## Task directions
Pick each line containing the word "this" out of the data below.

(Provided information begins)

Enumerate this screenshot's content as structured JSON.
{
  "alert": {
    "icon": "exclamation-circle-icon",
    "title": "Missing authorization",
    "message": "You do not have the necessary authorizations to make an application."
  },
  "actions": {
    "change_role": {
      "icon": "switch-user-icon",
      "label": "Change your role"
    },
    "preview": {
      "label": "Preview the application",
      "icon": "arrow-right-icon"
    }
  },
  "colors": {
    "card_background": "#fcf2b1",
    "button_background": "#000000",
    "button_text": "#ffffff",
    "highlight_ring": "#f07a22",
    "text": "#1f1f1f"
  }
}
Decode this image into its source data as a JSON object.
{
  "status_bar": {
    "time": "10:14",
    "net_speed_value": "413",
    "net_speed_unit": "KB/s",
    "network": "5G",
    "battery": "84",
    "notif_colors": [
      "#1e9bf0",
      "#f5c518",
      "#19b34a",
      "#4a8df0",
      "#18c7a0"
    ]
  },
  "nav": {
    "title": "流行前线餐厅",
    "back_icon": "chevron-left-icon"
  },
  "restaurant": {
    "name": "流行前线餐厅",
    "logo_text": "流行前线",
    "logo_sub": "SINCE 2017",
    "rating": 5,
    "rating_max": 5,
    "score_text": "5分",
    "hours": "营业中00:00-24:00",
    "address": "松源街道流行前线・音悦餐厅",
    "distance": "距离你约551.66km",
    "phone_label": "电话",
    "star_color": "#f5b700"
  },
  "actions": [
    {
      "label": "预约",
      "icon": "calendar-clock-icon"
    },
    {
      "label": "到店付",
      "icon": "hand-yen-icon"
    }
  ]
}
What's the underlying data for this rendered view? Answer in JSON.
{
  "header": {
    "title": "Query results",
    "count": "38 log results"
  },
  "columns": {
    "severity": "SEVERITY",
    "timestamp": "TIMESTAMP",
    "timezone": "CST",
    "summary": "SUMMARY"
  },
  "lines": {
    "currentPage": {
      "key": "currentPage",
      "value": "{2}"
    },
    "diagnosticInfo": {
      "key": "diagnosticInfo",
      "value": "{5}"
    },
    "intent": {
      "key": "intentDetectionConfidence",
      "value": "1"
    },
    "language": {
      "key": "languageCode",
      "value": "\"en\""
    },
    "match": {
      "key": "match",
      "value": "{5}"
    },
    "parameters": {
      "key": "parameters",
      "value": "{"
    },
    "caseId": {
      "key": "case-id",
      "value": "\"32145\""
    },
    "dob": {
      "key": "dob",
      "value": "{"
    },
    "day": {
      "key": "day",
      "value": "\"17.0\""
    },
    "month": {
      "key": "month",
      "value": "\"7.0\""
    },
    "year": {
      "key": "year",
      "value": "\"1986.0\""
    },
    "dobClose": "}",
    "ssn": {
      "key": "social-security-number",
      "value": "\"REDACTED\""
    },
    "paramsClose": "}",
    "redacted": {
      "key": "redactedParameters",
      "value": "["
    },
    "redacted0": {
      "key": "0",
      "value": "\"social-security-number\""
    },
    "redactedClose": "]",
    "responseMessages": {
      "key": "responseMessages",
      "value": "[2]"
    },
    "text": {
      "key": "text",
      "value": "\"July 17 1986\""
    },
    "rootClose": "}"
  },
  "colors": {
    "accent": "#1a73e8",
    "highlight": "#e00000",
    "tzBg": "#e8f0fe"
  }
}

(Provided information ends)
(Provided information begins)

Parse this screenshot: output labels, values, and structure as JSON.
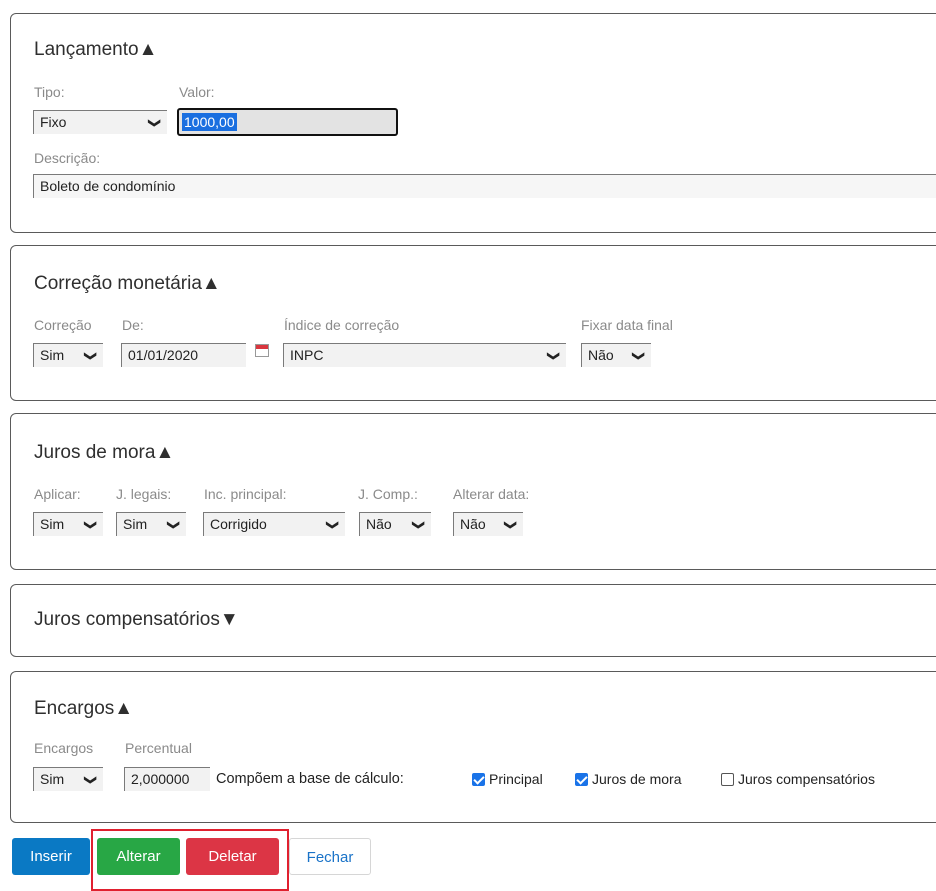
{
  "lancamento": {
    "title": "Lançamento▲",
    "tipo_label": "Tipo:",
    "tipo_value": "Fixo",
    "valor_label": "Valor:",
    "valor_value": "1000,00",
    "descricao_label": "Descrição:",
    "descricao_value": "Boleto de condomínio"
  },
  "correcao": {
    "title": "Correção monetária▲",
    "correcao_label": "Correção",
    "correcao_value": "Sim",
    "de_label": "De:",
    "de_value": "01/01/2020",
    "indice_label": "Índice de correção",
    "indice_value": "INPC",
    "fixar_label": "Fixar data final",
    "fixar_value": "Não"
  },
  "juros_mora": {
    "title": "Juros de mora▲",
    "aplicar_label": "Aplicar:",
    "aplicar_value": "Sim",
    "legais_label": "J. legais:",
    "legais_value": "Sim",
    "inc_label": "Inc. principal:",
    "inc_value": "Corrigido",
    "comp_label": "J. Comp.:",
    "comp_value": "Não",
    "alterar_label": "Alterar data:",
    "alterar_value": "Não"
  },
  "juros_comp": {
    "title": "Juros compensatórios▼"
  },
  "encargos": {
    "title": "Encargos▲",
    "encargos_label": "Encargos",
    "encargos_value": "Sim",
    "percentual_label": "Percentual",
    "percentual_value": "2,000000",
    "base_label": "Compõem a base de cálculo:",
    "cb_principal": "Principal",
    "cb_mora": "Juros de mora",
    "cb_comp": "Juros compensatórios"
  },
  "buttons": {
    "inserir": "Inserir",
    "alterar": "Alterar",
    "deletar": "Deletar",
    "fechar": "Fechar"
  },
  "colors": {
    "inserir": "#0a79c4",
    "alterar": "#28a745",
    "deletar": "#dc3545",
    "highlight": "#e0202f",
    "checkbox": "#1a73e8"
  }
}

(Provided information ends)

## Solved exercise
Enumerate this screenshot's content as structured JSON.
Decode this image into its source data as a JSON object.
What's the underlying data for this rendered view? Answer in JSON.
Parse this screenshot: output labels, values, and structure as JSON.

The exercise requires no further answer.